And that is just the start. Horse Care and Welfare Organisations: www.bitlessbridle.com www.naturalhorseworld.com.au www.horseracingkills.com www.animalaid.co.uk www.questequinewelfare.org www.animalsaustralia.org www.triplerequinewelfare.org.au www.horse-welfare.org www.edgarsmission.org.au www.horsewelfaretasmainia.com http://www.equiculture.com.au/page29.html www.rspca.org.au www.phhwv.org.au

Hoofnote: The biggest disappointment after writing this article has been the number of people who read it, agree mostly with it but are too challenged by it to face the reality that we, collectively, do not care enough for horses; or they do not want to stand up and voice their opinion, for whatever reason. By not speaking up, these people, through their silence, are condoning the ongoing abuse of the animal they profess to love so much. It was probably because of a similar 'silence' that it took many, many decades to abolish slavery of human beings. The domestic horses, as well as the wild horses, have long suffered under the hand of humans. That they continue to suffer, even though we use them now mainly for our recreation is a situation that needs swift rectification.
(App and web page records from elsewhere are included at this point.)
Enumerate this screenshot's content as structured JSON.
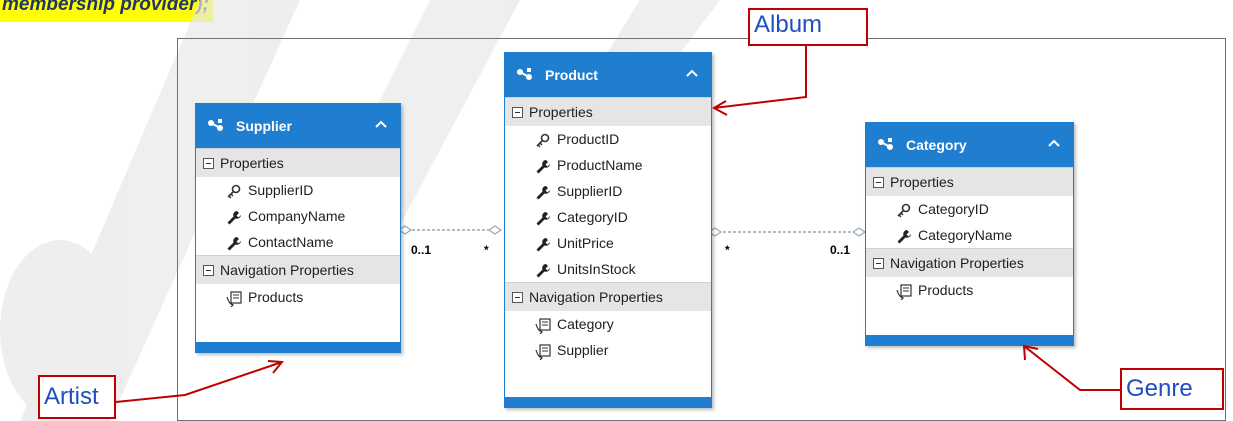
{
  "top_text": "membership provider);",
  "entities": {
    "supplier": {
      "title": "Supplier",
      "sections": [
        {
          "label": "Properties",
          "items": [
            {
              "name": "SupplierID",
              "icon": "key-icon"
            },
            {
              "name": "CompanyName",
              "icon": "wrench-icon"
            },
            {
              "name": "ContactName",
              "icon": "wrench-icon"
            }
          ]
        },
        {
          "label": "Navigation Properties",
          "items": [
            {
              "name": "Products",
              "icon": "navigation-property-icon"
            }
          ]
        }
      ]
    },
    "product": {
      "title": "Product",
      "sections": [
        {
          "label": "Properties",
          "items": [
            {
              "name": "ProductID",
              "icon": "key-icon"
            },
            {
              "name": "ProductName",
              "icon": "wrench-icon"
            },
            {
              "name": "SupplierID",
              "icon": "wrench-icon"
            },
            {
              "name": "CategoryID",
              "icon": "wrench-icon"
            },
            {
              "name": "UnitPrice",
              "icon": "wrench-icon"
            },
            {
              "name": "UnitsInStock",
              "icon": "wrench-icon"
            }
          ]
        },
        {
          "label": "Navigation Properties",
          "items": [
            {
              "name": "Category",
              "icon": "navigation-property-icon"
            },
            {
              "name": "Supplier",
              "icon": "navigation-property-icon"
            }
          ]
        }
      ]
    },
    "category": {
      "title": "Category",
      "sections": [
        {
          "label": "Properties",
          "items": [
            {
              "name": "CategoryID",
              "icon": "key-icon"
            },
            {
              "name": "CategoryName",
              "icon": "wrench-icon"
            }
          ]
        },
        {
          "label": "Navigation Properties",
          "items": [
            {
              "name": "Products",
              "icon": "navigation-property-icon"
            }
          ]
        }
      ]
    }
  },
  "associations": {
    "supplier_product": {
      "left": "0..1",
      "right": "*"
    },
    "product_category": {
      "left": "*",
      "right": "0..1"
    }
  },
  "callouts": {
    "album": "Album",
    "artist": "Artist",
    "genre": "Genre"
  },
  "colors": {
    "entity_blue": "#1f7ed0",
    "callout_border": "#c00000",
    "callout_text": "#1f4fbf",
    "highlight": "#ffff00"
  }
}
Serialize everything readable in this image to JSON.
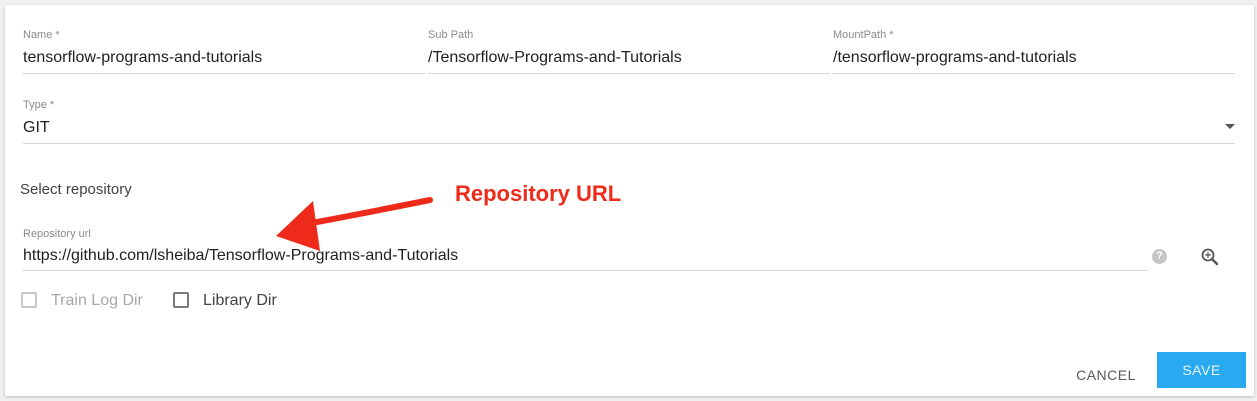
{
  "form": {
    "name": {
      "label": "Name *",
      "value": "tensorflow-programs-and-tutorials"
    },
    "sub_path": {
      "label": "Sub Path",
      "value": "/Tensorflow-Programs-and-Tutorials"
    },
    "mount_path": {
      "label": "MountPath *",
      "value": "/tensorflow-programs-and-tutorials"
    },
    "type": {
      "label": "Type *",
      "value": "GIT"
    },
    "select_repository_title": "Select repository",
    "repository_url": {
      "label": "Repository url",
      "value": "https://github.com/lsheiba/Tensorflow-Programs-and-Tutorials"
    },
    "help_glyph": "?",
    "checkboxes": [
      {
        "label": "Train Log Dir",
        "checked": false,
        "disabled": true
      },
      {
        "label": "Library Dir",
        "checked": false,
        "disabled": false
      }
    ]
  },
  "actions": {
    "cancel_label": "CANCEL",
    "save_label": "SAVE"
  },
  "annotation": {
    "text": "Repository URL"
  },
  "icons": {
    "help": "help-icon",
    "search": "search-icon",
    "dropdown": "dropdown-arrow-icon"
  },
  "colors": {
    "accent": "#29a9ef",
    "annotation": "#ee2b1a"
  }
}
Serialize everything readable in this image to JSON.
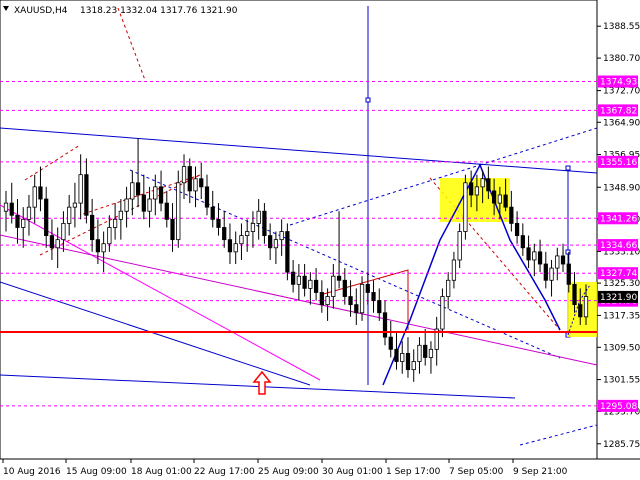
{
  "header": {
    "symbol": "XAUUSD,H4",
    "ohlc": "1318.23 1332.04 1317.76 1321.90"
  },
  "colors": {
    "bull_candle": "#ffffff",
    "bear_candle": "#000000",
    "level_line": "#ff00ff",
    "support_line": "#ff0000",
    "trend_line": "#0000cc",
    "forecast_box": "#ffff00",
    "price_label": "#ff00ff",
    "current_price_label": "#000000",
    "arrow": "#ff0000"
  },
  "chart_data": {
    "type": "candlestick",
    "title": "XAUUSD,H4",
    "ylim": [
      1282.0,
      1395.0
    ],
    "y_ticks": [
      "1388.55",
      "1380.70",
      "1372.70",
      "1364.90",
      "1356.95",
      "1348.90",
      "1341.10",
      "1333.10",
      "1325.30",
      "1317.35",
      "1309.50",
      "1301.55",
      "1293.70",
      "1285.75"
    ],
    "x_ticks": [
      "10 Aug 2016",
      "15 Aug 09:00",
      "18 Aug 01:00",
      "22 Aug 17:00",
      "25 Aug 09:00",
      "30 Aug 01:00",
      "1 Sep 17:00",
      "7 Sep 05:00",
      "9 Sep 21:00"
    ],
    "levels": [
      {
        "value": 1374.93,
        "label": "1374.93"
      },
      {
        "value": 1367.82,
        "label": "1367.82"
      },
      {
        "value": 1355.16,
        "label": "1355.16"
      },
      {
        "value": 1341.26,
        "label": "1341.26"
      },
      {
        "value": 1334.66,
        "label": "1334.66"
      },
      {
        "value": 1327.74,
        "label": "1327.74"
      },
      {
        "value": 1320.98,
        "label": "1320.98"
      },
      {
        "value": 1295.08,
        "label": "1295.08"
      }
    ],
    "current_price": {
      "value": 1321.9,
      "label": "1321.90"
    },
    "support_level": 1314.0,
    "candles": [
      [
        1343,
        1348,
        1338,
        1345
      ],
      [
        1345,
        1350,
        1340,
        1342
      ],
      [
        1342,
        1346,
        1335,
        1339
      ],
      [
        1339,
        1344,
        1334,
        1341
      ],
      [
        1341,
        1347,
        1337,
        1344
      ],
      [
        1344,
        1352,
        1340,
        1349
      ],
      [
        1349,
        1354,
        1343,
        1346
      ],
      [
        1346,
        1349,
        1334,
        1337
      ],
      [
        1337,
        1341,
        1331,
        1334
      ],
      [
        1334,
        1339,
        1329,
        1336
      ],
      [
        1336,
        1343,
        1333,
        1340
      ],
      [
        1340,
        1347,
        1337,
        1344
      ],
      [
        1344,
        1350,
        1339,
        1345
      ],
      [
        1345,
        1357,
        1341,
        1352
      ],
      [
        1352,
        1356,
        1340,
        1342
      ],
      [
        1342,
        1346,
        1333,
        1336
      ],
      [
        1336,
        1341,
        1330,
        1333
      ],
      [
        1333,
        1338,
        1328,
        1335
      ],
      [
        1335,
        1342,
        1333,
        1339
      ],
      [
        1339,
        1345,
        1336,
        1341
      ],
      [
        1341,
        1346,
        1336,
        1343
      ],
      [
        1343,
        1349,
        1339,
        1346
      ],
      [
        1346,
        1353,
        1342,
        1350
      ],
      [
        1350,
        1361,
        1344,
        1347
      ],
      [
        1347,
        1352,
        1341,
        1343
      ],
      [
        1343,
        1349,
        1339,
        1346
      ],
      [
        1346,
        1352,
        1342,
        1349
      ],
      [
        1349,
        1353,
        1343,
        1345
      ],
      [
        1345,
        1348,
        1339,
        1341
      ],
      [
        1341,
        1345,
        1333,
        1336
      ],
      [
        1336,
        1353,
        1334,
        1350
      ],
      [
        1350,
        1357,
        1346,
        1354
      ],
      [
        1354,
        1356,
        1345,
        1348
      ],
      [
        1348,
        1354,
        1344,
        1351
      ],
      [
        1351,
        1355,
        1346,
        1349
      ],
      [
        1349,
        1352,
        1342,
        1344
      ],
      [
        1344,
        1348,
        1339,
        1341
      ],
      [
        1341,
        1345,
        1337,
        1339
      ],
      [
        1339,
        1343,
        1334,
        1336
      ],
      [
        1336,
        1340,
        1330,
        1333
      ],
      [
        1333,
        1338,
        1330,
        1335
      ],
      [
        1335,
        1340,
        1331,
        1337
      ],
      [
        1337,
        1341,
        1333,
        1338
      ],
      [
        1338,
        1343,
        1334,
        1340
      ],
      [
        1340,
        1346,
        1336,
        1343
      ],
      [
        1343,
        1345,
        1335,
        1337
      ],
      [
        1337,
        1340,
        1331,
        1334
      ],
      [
        1334,
        1338,
        1330,
        1336
      ],
      [
        1336,
        1341,
        1332,
        1338
      ],
      [
        1338,
        1340,
        1326,
        1328
      ],
      [
        1328,
        1331,
        1323,
        1325
      ],
      [
        1325,
        1330,
        1321,
        1327
      ],
      [
        1327,
        1330,
        1322,
        1324
      ],
      [
        1324,
        1328,
        1320,
        1326
      ],
      [
        1326,
        1329,
        1321,
        1323
      ],
      [
        1323,
        1326,
        1318,
        1320
      ],
      [
        1320,
        1324,
        1316,
        1322
      ],
      [
        1322,
        1330,
        1319,
        1327
      ],
      [
        1327,
        1343,
        1324,
        1326
      ],
      [
        1326,
        1329,
        1320,
        1322
      ],
      [
        1322,
        1326,
        1317,
        1320
      ],
      [
        1320,
        1324,
        1315,
        1318
      ],
      [
        1318,
        1327,
        1316,
        1325
      ],
      [
        1325,
        1328,
        1320,
        1323
      ],
      [
        1323,
        1326,
        1318,
        1321
      ],
      [
        1321,
        1324,
        1316,
        1318
      ],
      [
        1318,
        1321,
        1310,
        1312
      ],
      [
        1312,
        1316,
        1307,
        1309
      ],
      [
        1309,
        1313,
        1304,
        1306
      ],
      [
        1306,
        1311,
        1303,
        1308
      ],
      [
        1308,
        1312,
        1302,
        1304
      ],
      [
        1304,
        1309,
        1301,
        1306
      ],
      [
        1306,
        1312,
        1303,
        1310
      ],
      [
        1310,
        1314,
        1305,
        1307
      ],
      [
        1307,
        1311,
        1303,
        1309
      ],
      [
        1309,
        1317,
        1305,
        1314
      ],
      [
        1314,
        1324,
        1312,
        1322
      ],
      [
        1322,
        1328,
        1319,
        1326
      ],
      [
        1326,
        1333,
        1324,
        1331
      ],
      [
        1331,
        1340,
        1329,
        1338
      ],
      [
        1338,
        1352,
        1336,
        1350
      ],
      [
        1350,
        1353,
        1344,
        1347
      ],
      [
        1347,
        1352,
        1343,
        1349
      ],
      [
        1349,
        1353,
        1345,
        1351
      ],
      [
        1351,
        1354,
        1346,
        1348
      ],
      [
        1348,
        1351,
        1342,
        1345
      ],
      [
        1345,
        1349,
        1341,
        1347
      ],
      [
        1347,
        1351,
        1343,
        1344
      ],
      [
        1344,
        1348,
        1338,
        1340
      ],
      [
        1340,
        1343,
        1335,
        1337
      ],
      [
        1337,
        1340,
        1332,
        1334
      ],
      [
        1334,
        1337,
        1329,
        1331
      ],
      [
        1331,
        1335,
        1327,
        1333
      ],
      [
        1333,
        1336,
        1328,
        1330
      ],
      [
        1330,
        1333,
        1324,
        1326
      ],
      [
        1326,
        1331,
        1322,
        1329
      ],
      [
        1329,
        1334,
        1326,
        1332
      ],
      [
        1332,
        1335,
        1328,
        1330
      ],
      [
        1330,
        1333,
        1323,
        1325
      ],
      [
        1325,
        1328,
        1318,
        1320
      ],
      [
        1320,
        1324,
        1315,
        1317
      ],
      [
        1317,
        1325,
        1315,
        1322
      ]
    ],
    "annotations": [
      "forecast_box_top",
      "forecast_box_right",
      "up_arrow"
    ]
  }
}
We have the knowledge, we have the wealth, we have the space: all we need is the guts and the will.